## [Task to carry out]
Gather all lines with "luko" from the records.

[Data items]
━━━━
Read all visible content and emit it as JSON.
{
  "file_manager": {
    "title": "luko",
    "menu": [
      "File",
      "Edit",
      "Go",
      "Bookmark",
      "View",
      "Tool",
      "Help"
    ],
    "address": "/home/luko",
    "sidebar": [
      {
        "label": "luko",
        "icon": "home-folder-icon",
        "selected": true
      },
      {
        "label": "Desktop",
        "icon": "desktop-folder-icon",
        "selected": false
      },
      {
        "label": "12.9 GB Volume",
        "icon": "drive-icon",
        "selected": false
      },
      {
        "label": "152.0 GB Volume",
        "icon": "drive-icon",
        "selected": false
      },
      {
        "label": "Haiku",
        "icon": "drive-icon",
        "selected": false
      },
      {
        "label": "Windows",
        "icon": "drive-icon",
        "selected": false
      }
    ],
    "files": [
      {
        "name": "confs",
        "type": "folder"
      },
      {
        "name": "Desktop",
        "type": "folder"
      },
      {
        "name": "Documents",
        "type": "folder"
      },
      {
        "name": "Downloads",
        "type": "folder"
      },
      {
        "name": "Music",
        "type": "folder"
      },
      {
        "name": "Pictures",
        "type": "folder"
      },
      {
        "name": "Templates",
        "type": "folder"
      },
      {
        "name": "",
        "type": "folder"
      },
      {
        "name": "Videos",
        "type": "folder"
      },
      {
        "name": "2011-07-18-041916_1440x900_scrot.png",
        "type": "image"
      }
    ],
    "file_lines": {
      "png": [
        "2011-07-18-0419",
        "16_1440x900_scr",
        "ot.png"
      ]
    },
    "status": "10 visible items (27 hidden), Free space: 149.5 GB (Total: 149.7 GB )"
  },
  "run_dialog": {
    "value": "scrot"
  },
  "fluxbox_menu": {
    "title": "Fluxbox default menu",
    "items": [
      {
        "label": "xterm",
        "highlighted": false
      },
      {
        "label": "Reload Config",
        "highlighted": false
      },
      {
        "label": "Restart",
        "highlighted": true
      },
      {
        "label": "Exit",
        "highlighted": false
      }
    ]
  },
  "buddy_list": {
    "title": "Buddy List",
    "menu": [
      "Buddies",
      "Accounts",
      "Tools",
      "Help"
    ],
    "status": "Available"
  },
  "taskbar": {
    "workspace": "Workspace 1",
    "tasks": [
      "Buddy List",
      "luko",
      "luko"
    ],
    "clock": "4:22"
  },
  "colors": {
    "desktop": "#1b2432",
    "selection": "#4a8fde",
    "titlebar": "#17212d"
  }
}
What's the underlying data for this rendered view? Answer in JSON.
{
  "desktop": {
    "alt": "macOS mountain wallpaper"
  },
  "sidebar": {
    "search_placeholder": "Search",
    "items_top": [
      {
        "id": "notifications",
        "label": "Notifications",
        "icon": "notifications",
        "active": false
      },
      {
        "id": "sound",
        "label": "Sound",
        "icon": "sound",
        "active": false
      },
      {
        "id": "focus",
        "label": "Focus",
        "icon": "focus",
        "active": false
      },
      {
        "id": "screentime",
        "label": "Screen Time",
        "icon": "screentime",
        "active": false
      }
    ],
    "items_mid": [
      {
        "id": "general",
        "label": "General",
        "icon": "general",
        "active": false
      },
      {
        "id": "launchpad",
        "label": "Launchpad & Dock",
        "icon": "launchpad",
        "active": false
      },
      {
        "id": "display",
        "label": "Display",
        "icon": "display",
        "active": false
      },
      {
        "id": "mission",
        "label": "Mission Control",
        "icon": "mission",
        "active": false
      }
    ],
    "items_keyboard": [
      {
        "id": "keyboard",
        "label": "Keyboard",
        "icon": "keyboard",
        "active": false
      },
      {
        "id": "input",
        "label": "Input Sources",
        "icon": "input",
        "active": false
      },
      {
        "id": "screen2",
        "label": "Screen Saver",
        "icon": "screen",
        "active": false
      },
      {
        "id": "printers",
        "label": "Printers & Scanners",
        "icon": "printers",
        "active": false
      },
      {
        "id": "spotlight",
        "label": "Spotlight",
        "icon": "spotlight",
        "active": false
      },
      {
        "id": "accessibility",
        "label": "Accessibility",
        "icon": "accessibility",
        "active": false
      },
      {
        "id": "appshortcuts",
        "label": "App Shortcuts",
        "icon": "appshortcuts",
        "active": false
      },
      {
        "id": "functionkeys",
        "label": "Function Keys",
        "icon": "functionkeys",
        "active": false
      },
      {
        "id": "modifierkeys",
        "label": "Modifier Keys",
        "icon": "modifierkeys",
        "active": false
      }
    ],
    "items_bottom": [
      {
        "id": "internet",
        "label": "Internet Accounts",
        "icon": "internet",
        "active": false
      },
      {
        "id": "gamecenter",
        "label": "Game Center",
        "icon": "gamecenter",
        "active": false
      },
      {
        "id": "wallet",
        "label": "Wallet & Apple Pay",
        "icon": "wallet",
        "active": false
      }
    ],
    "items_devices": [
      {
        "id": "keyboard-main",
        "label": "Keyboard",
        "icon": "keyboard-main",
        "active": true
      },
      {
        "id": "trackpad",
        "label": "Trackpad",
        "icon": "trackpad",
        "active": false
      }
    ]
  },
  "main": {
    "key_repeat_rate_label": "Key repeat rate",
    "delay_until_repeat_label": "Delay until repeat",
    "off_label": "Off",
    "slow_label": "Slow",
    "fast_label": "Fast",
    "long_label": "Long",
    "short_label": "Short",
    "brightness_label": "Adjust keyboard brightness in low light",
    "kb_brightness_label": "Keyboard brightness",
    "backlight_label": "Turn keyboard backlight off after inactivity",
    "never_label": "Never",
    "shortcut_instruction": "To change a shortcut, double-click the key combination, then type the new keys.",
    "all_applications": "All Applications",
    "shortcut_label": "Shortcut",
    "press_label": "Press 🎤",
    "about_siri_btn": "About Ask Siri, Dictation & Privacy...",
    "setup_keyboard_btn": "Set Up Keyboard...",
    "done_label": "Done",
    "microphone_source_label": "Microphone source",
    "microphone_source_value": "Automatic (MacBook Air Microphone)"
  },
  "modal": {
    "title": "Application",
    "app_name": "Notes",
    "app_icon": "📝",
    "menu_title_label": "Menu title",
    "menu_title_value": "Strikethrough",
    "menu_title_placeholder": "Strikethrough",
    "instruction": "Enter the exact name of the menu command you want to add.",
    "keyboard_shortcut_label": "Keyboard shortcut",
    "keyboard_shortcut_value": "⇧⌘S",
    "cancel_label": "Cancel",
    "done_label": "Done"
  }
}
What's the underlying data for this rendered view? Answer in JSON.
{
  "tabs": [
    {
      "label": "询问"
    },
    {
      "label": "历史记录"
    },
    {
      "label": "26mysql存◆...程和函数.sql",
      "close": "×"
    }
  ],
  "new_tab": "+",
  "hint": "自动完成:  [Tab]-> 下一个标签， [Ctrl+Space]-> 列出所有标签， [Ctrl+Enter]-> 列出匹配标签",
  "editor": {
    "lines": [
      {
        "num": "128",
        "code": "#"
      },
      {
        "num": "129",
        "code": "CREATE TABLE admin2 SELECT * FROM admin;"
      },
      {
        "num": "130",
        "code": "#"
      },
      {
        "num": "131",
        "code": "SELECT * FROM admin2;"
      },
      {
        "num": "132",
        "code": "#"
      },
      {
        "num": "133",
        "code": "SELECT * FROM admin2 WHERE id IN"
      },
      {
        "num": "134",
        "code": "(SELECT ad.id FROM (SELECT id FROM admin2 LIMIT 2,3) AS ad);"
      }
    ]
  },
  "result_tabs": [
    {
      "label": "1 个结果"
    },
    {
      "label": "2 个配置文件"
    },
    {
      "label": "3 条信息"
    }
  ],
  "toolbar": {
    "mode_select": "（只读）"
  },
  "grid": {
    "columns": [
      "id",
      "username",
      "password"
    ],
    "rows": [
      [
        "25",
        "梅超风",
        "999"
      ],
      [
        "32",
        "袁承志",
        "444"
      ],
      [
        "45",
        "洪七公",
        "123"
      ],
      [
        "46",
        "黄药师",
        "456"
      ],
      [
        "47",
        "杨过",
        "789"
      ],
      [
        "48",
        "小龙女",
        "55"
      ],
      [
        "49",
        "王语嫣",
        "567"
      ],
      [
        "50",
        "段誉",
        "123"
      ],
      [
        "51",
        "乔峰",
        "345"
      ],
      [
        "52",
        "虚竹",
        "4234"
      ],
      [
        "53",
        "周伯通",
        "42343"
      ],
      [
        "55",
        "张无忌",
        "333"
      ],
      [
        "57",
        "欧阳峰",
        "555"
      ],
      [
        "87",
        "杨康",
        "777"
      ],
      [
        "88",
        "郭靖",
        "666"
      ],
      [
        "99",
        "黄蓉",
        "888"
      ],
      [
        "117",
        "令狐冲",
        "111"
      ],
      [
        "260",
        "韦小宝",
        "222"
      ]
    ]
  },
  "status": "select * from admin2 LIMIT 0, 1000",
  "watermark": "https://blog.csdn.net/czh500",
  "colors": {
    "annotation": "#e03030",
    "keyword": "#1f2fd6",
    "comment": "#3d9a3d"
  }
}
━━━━
## [Response]
    "title": "luko",
    "address": "/home/luko",
        "label": "luko",
      "luko",
      "luko"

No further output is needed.